◆ Exercise
Output all entries verbatim, dropping pictures.

------ Data section

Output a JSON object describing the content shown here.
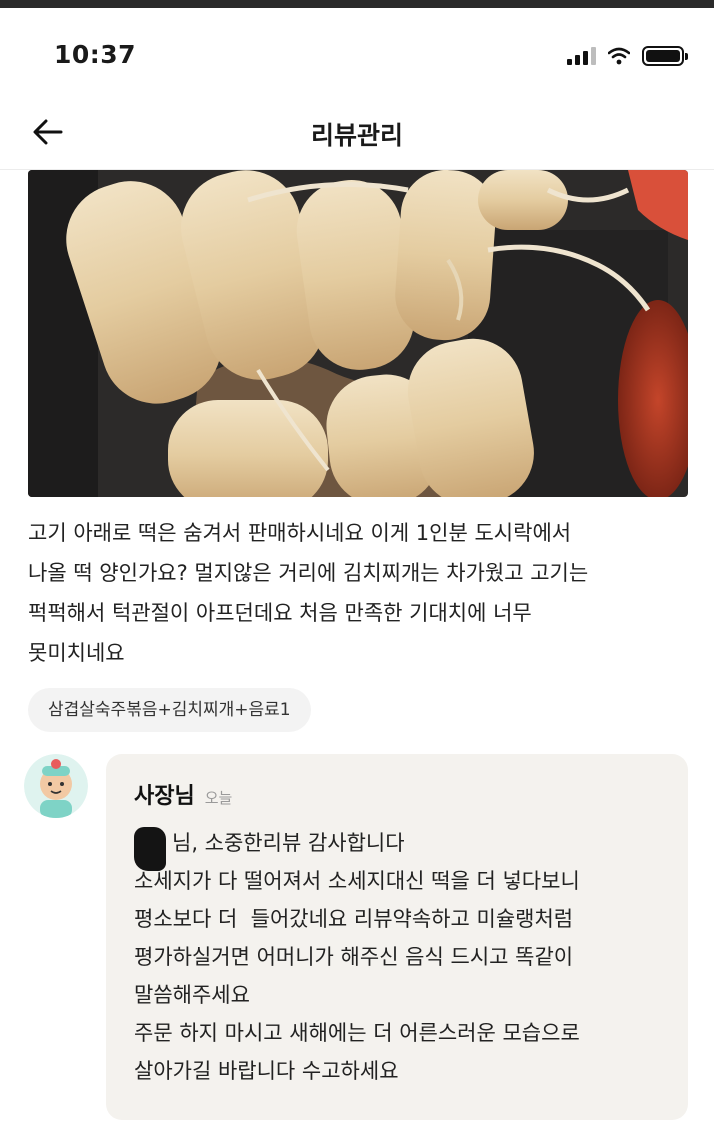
{
  "status_bar": {
    "time": "10:37",
    "icons": [
      "cellular-signal-icon",
      "wifi-icon",
      "battery-icon"
    ]
  },
  "nav": {
    "title": "리뷰관리",
    "back_icon": "arrow-left-icon"
  },
  "review": {
    "photo": "photo of tteok rice cakes and pork in a takeout container",
    "text_lines": [
      "고기 아래로 떡은 숨겨서 판매하시네요 이게 1인분 도시락에서",
      "나올 떡 양인가요? 멀지않은 거리에 김치찌개는 차가웠고 고기는",
      "퍽퍽해서 턱관절이 아프던데요 처음 만족한 기대치에 너무",
      "못미치네요"
    ],
    "menu_tag": "삼겹살숙주볶음+김치찌개+음료1"
  },
  "reply": {
    "author": "사장님",
    "date": "오늘",
    "lines": [
      "님, 소중한리뷰 감사합니다",
      "소세지가 다 떨어져서 소세지대신 떡을 더 넣다보니",
      "평소보다 더  들어갔네요 리뷰약속하고 미슐랭처럼",
      "평가하실거면 어머니가 해주신 음식 드시고 똑같이",
      "말씀해주세요",
      "주문 하지 마시고 새해에는 더 어른스러운 모습으로",
      "살아가길 바랍니다 수고하세요"
    ]
  },
  "colors": {
    "reply_card_bg": "#f4f2ee",
    "tag_bg": "#f3f3f3",
    "muted_text": "#9a9a9a"
  }
}
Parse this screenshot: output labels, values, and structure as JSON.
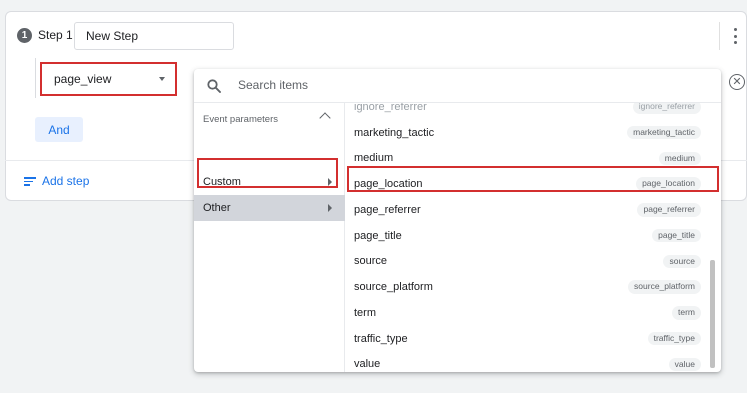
{
  "step": {
    "number": "1",
    "label": "Step 1",
    "name_value": "New Step"
  },
  "event_select": {
    "value": "page_view"
  },
  "and_label": "And",
  "add_step_label": "Add step",
  "dropdown": {
    "search_placeholder": "Search items",
    "categories_header": "Event parameters",
    "categories": [
      {
        "label": "Custom"
      },
      {
        "label": "Other"
      }
    ],
    "items": [
      {
        "name": "ignore_referrer",
        "chip": "ignore_referrer"
      },
      {
        "name": "marketing_tactic",
        "chip": "marketing_tactic"
      },
      {
        "name": "medium",
        "chip": "medium"
      },
      {
        "name": "page_location",
        "chip": "page_location"
      },
      {
        "name": "page_referrer",
        "chip": "page_referrer"
      },
      {
        "name": "page_title",
        "chip": "page_title"
      },
      {
        "name": "source",
        "chip": "source"
      },
      {
        "name": "source_platform",
        "chip": "source_platform"
      },
      {
        "name": "term",
        "chip": "term"
      },
      {
        "name": "traffic_type",
        "chip": "traffic_type"
      },
      {
        "name": "value",
        "chip": "value"
      }
    ]
  },
  "icons": {
    "search": "search-icon",
    "more": "more-vert-icon",
    "clear": "close-circle-icon",
    "add_step": "sort-lines-icon"
  },
  "colors": {
    "accent": "#1a73e8",
    "highlight": "#d32f2f",
    "selected_row": "#d2d5db"
  }
}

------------

◆ Output for this exercise
Output a JSON object describing the content shown here.
{
  "status_bar": {
    "time": "10:37",
    "icons": [
      "cellular-signal-icon",
      "wifi-icon",
      "battery-icon"
    ]
  },
  "nav": {
    "title": "리뷰관리",
    "back_icon": "arrow-left-icon"
  },
  "review": {
    "photo": "photo of tteok rice cakes and pork in a takeout container",
    "text_lines": [
      "고기 아래로 떡은 숨겨서 판매하시네요 이게 1인분 도시락에서",
      "나올 떡 양인가요? 멀지않은 거리에 김치찌개는 차가웠고 고기는",
      "퍽퍽해서 턱관절이 아프던데요 처음 만족한 기대치에 너무",
      "못미치네요"
    ],
    "menu_tag": "삼겹살숙주볶음+김치찌개+음료1"
  },
  "reply": {
    "author": "사장님",
    "date": "오늘",
    "lines": [
      "님, 소중한리뷰 감사합니다",
      "소세지가 다 떨어져서 소세지대신 떡을 더 넣다보니",
      "평소보다 더  들어갔네요 리뷰약속하고 미슐랭처럼",
      "평가하실거면 어머니가 해주신 음식 드시고 똑같이",
      "말씀해주세요",
      "주문 하지 마시고 새해에는 더 어른스러운 모습으로",
      "살아가길 바랍니다 수고하세요"
    ]
  },
  "colors": {
    "reply_card_bg": "#f4f2ee",
    "tag_bg": "#f3f3f3",
    "muted_text": "#9a9a9a"
  }
}
Parse this screenshot: output labels, values, and structure as JSON.
{
  "step": {
    "number": "1",
    "label": "Step 1",
    "name_value": "New Step"
  },
  "event_select": {
    "value": "page_view"
  },
  "and_label": "And",
  "add_step_label": "Add step",
  "dropdown": {
    "search_placeholder": "Search items",
    "categories_header": "Event parameters",
    "categories": [
      {
        "label": "Custom"
      },
      {
        "label": "Other"
      }
    ],
    "items": [
      {
        "name": "ignore_referrer",
        "chip": "ignore_referrer"
      },
      {
        "name": "marketing_tactic",
        "chip": "marketing_tactic"
      },
      {
        "name": "medium",
        "chip": "medium"
      },
      {
        "name": "page_location",
        "chip": "page_location"
      },
      {
        "name": "page_referrer",
        "chip": "page_referrer"
      },
      {
        "name": "page_title",
        "chip": "page_title"
      },
      {
        "name": "source",
        "chip": "source"
      },
      {
        "name": "source_platform",
        "chip": "source_platform"
      },
      {
        "name": "term",
        "chip": "term"
      },
      {
        "name": "traffic_type",
        "chip": "traffic_type"
      },
      {
        "name": "value",
        "chip": "value"
      }
    ]
  },
  "icons": {
    "search": "search-icon",
    "more": "more-vert-icon",
    "clear": "close-circle-icon",
    "add_step": "sort-lines-icon"
  },
  "colors": {
    "accent": "#1a73e8",
    "highlight": "#d32f2f",
    "selected_row": "#d2d5db"
  }
}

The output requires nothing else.